Vienna is best known for their musicians: Strauss, Bach, Beethoven, Mozart, to name a few. Beethoven is said to have lived in 80 different apartments in the city…and that he was a terrible tenant who never paid rent on time and played his music loud and late into the night!

We enjoyed an evening at the symphony, with some opera and ballet performances…clearly a very Viennese thing to do. We also enjoyed eating schnitzel, spaetzle and gorgeous pastries and shopping for crystals at the Swarovsky mother ship.




The land of Dracula—spires and gabled rooflines. The city had an eerie feel to it, befitting the legend. At dusk each night, screeching black crows by the thousands flock to their trees for the night. I was also treated to a wonderful thunder and lightning storm that added to the ambience of my experience.


Romania keeps the “east” in Eastern Europe. It is clearly the bastard stepchild of the EU. You can feel that they are struggling here. Many stately old buildings have crumbling facades or are covered in graffiti.


The words “Roma” (my mother’s name) and “Romani” mean “gypsy”…and I thought there could be a possible ancestral link for me. They even have a Museum of Peasants! It is a city with many parks full of people, activities and events. You can feel that they are trying. There is an enormous palace that was built under communism by Caucescu as a symbol of opulence; and it now serves as the Parlaiment, and is the second-largest government building in the world, surpassed only by the Pentagon.

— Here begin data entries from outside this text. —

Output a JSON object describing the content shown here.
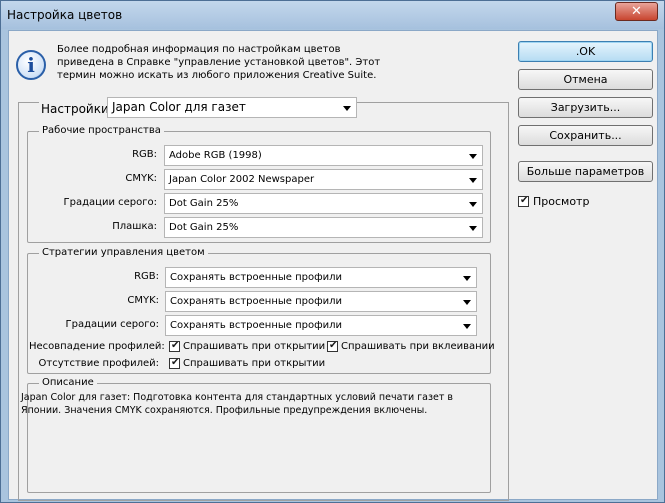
{
  "window": {
    "title": "Настройка цветов",
    "close_label": "✕"
  },
  "info": {
    "lines": [
      "Более подробная информация по настройкам цветов",
      "приведена в Справке \"управление установкой цветов\". Этот",
      "термин можно искать из любого приложения Creative Suite."
    ]
  },
  "settings": {
    "label": "Настройки:",
    "value": "Japan Color для газет"
  },
  "workspaces": {
    "title": "Рабочие пространства",
    "rows": [
      {
        "label": "RGB:",
        "value": "Adobe RGB (1998)"
      },
      {
        "label": "CMYK:",
        "value": "Japan Color 2002 Newspaper"
      },
      {
        "label": "Градации серого:",
        "value": "Dot Gain 25%"
      },
      {
        "label": "Плашка:",
        "value": "Dot Gain 25%"
      }
    ]
  },
  "policies": {
    "title": "Стратегии управления цветом",
    "rows": [
      {
        "label": "RGB:",
        "value": "Сохранять встроенные профили"
      },
      {
        "label": "CMYK:",
        "value": "Сохранять встроенные профили"
      },
      {
        "label": "Градации серого:",
        "value": "Сохранять встроенные профили"
      }
    ],
    "mismatch": {
      "label": "Несовпадение профилей:",
      "ask_open": "Спрашивать при открытии",
      "ask_paste": "Спрашивать при вклеивании",
      "ask_open_checked": true,
      "ask_paste_checked": true
    },
    "missing": {
      "label": "Отсутствие профилей:",
      "ask_open": "Спрашивать при открытии",
      "ask_open_checked": true
    }
  },
  "description": {
    "title": "Описание",
    "lines": [
      "Japan Color для газет:  Подготовка контента для стандартных условий печати газет в",
      "Японии. Значения CMYK сохраняются. Профильные предупреждения включены."
    ]
  },
  "buttons": {
    "ok": ".OK",
    "cancel": "Отмена",
    "load": "Загрузить...",
    "save": "Сохранить...",
    "more": "Больше параметров"
  },
  "preview": {
    "label": "Просмотр",
    "checked": true
  },
  "colors": {
    "title_bar": "#a9c4de",
    "dialog_bg": "#f0f0f0",
    "default_button": "#b6dcf3"
  }
}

I took my usual HopOn-HopOff bus tour of the city. I also did a bike ride and saw many interesting sites. I fell upon the old section where there were ancient churches and old cobblestone streets going back to the 10th Century.



Budapest has a long history of monarchy, nobility, occupation, war and destruction that has left it lacking in a real unique culture. And yet, it is an awesome city! 80% of Budapest was destroyed in WWII and has since been rebuilt, along with all 8 bridges that cross the Danube that had been blown up. They say that 70k Jews survived the holocaust in the Budapest ghetto, and interestingly, make no mention of how many died. There is a compelling memorial to those who were killed during the holocaust…”Shoes On The Danube”…which is extremely powerful.

In 1989, Hungary became independent of communism/socialism, and they seem to be a thriving member of the European Union. It’s interesting to me that our point of reference for these post-WW2, former communist countries, is really not an accurate depiction in the larger picture of their history. Most of these countries, in fact, have histories that are very European with monarchy-based governance.

The “Buda” side of the Danube is the hilly side of the river, atop which sits the old city castles, bastions and fortresses. It is truly a city within a city, although from down in “Pest” it looks like just a castle on the hilltop. A walkabout up there took me to some of the oldest structures in Europe, including a synagogue dating back to 500AD!

The “Pest” side of the city is a bit more modern and has a lot of energy and charm. The HopOn-HopOff tour also included a nighttime version, which was extra lovely, to see the city all lit up at night. They also offer a mellow ride on the Danube for yet another perspective of the city. There are many beautiful buildings and landmarks to enjoy.

There’s a St. Stephen’s Cathedral here as well…same as in Prague and equally beautiful. The massive Parliament building, the indoor market, and the dramatic Chain Bridge. I also went to the Grand Chorale Synagogue with a magnificent holocaust remembrance garden. It’s one of several synagogues that still actively exist in Budapest, and surely one of the most grand in all of Europe.

Unfortunately, I struggled with a nasty head cold throughout my time here, which zapped my energy, but not my enthusiasm for this magnificent, interesting, unique city.